● **Brief**:
Copy the data exactly. No line may be skipped.

◇ ◇ ◇ ◇ ◇

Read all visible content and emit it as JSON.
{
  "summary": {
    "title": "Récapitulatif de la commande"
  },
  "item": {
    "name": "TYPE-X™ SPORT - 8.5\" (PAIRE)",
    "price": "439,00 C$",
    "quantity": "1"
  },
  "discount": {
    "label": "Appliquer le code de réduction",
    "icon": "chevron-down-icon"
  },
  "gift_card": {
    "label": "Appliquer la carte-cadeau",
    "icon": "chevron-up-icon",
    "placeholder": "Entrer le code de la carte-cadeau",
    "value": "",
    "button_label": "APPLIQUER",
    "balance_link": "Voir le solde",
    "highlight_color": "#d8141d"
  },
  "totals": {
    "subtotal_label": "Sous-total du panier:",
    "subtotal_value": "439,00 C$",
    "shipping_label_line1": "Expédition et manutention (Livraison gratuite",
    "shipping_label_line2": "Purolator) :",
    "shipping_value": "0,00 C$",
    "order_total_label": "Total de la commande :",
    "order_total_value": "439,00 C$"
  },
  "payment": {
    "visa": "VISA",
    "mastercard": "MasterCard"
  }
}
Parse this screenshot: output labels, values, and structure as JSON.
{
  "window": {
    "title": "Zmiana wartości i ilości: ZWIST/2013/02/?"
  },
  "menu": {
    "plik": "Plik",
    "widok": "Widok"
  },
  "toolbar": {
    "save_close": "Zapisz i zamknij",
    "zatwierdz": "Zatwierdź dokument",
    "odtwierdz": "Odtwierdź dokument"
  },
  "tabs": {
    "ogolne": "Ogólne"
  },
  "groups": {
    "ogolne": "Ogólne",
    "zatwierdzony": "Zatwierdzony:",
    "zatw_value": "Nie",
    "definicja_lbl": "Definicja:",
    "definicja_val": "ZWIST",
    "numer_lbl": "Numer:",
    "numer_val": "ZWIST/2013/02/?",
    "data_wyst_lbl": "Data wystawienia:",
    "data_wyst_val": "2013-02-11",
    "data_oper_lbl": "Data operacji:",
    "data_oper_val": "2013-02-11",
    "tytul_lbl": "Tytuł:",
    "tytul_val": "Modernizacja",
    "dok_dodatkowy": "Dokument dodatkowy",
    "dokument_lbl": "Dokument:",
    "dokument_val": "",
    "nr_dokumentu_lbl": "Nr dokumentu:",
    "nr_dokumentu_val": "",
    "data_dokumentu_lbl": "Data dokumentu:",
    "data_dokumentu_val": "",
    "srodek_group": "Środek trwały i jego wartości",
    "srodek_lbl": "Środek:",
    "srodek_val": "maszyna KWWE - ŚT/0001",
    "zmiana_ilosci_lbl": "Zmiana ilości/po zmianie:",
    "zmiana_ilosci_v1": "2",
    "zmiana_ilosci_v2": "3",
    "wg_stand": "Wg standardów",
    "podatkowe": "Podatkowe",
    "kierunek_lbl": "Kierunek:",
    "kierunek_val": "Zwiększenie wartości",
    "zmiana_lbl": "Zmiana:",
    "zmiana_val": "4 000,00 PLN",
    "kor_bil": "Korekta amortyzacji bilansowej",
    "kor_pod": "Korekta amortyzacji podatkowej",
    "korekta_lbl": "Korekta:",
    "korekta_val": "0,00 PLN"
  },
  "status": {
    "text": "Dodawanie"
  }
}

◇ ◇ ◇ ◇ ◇

● **Task result**:
Read all visible content and emit it as JSON.
{
  "summary": {
    "title": "Récapitulatif de la commande"
  },
  "item": {
    "name": "TYPE-X™ SPORT - 8.5\" (PAIRE)",
    "price": "439,00 C$",
    "quantity": "1"
  },
  "discount": {
    "label": "Appliquer le code de réduction",
    "icon": "chevron-down-icon"
  },
  "gift_card": {
    "label": "Appliquer la carte-cadeau",
    "icon": "chevron-up-icon",
    "placeholder": "Entrer le code de la carte-cadeau",
    "value": "",
    "button_label": "APPLIQUER",
    "balance_link": "Voir le solde",
    "highlight_color": "#d8141d"
  },
  "totals": {
    "subtotal_label": "Sous-total du panier:",
    "subtotal_value": "439,00 C$",
    "shipping_label_line1": "Expédition et manutention (Livraison gratuite",
    "shipping_label_line2": "Purolator) :",
    "shipping_value": "0,00 C$",
    "order_total_label": "Total de la commande :",
    "order_total_value": "439,00 C$"
  },
  "payment": {
    "visa": "VISA",
    "mastercard": "MasterCard"
  }
}
Parse this screenshot: output labels, values, and structure as JSON.
{
  "window": {
    "title": "Zmiana wartości i ilości: ZWIST/2013/02/?"
  },
  "menu": {
    "plik": "Plik",
    "widok": "Widok"
  },
  "toolbar": {
    "save_close": "Zapisz i zamknij",
    "zatwierdz": "Zatwierdź dokument",
    "odtwierdz": "Odtwierdź dokument"
  },
  "tabs": {
    "ogolne": "Ogólne"
  },
  "groups": {
    "ogolne": "Ogólne",
    "zatwierdzony": "Zatwierdzony:",
    "zatw_value": "Nie",
    "definicja_lbl": "Definicja:",
    "definicja_val": "ZWIST",
    "numer_lbl": "Numer:",
    "numer_val": "ZWIST/2013/02/?",
    "data_wyst_lbl": "Data wystawienia:",
    "data_wyst_val": "2013-02-11",
    "data_oper_lbl": "Data operacji:",
    "data_oper_val": "2013-02-11",
    "tytul_lbl": "Tytuł:",
    "tytul_val": "Modernizacja",
    "dok_dodatkowy": "Dokument dodatkowy",
    "dokument_lbl": "Dokument:",
    "dokument_val": "",
    "nr_dokumentu_lbl": "Nr dokumentu:",
    "nr_dokumentu_val": "",
    "data_dokumentu_lbl": "Data dokumentu:",
    "data_dokumentu_val": "",
    "srodek_group": "Środek trwały i jego wartości",
    "srodek_lbl": "Środek:",
    "srodek_val": "maszyna KWWE - ŚT/0001",
    "zmiana_ilosci_lbl": "Zmiana ilości/po zmianie:",
    "zmiana_ilosci_v1": "2",
    "zmiana_ilosci_v2": "3",
    "wg_stand": "Wg standardów",
    "podatkowe": "Podatkowe",
    "kierunek_lbl": "Kierunek:",
    "kierunek_val": "Zwiększenie wartości",
    "zmiana_lbl": "Zmiana:",
    "zmiana_val": "4 000,00 PLN",
    "kor_bil": "Korekta amortyzacji bilansowej",
    "kor_pod": "Korekta amortyzacji podatkowej",
    "korekta_lbl": "Korekta:",
    "korekta_val": "0,00 PLN"
  },
  "status": {
    "text": "Dodawanie"
  }
}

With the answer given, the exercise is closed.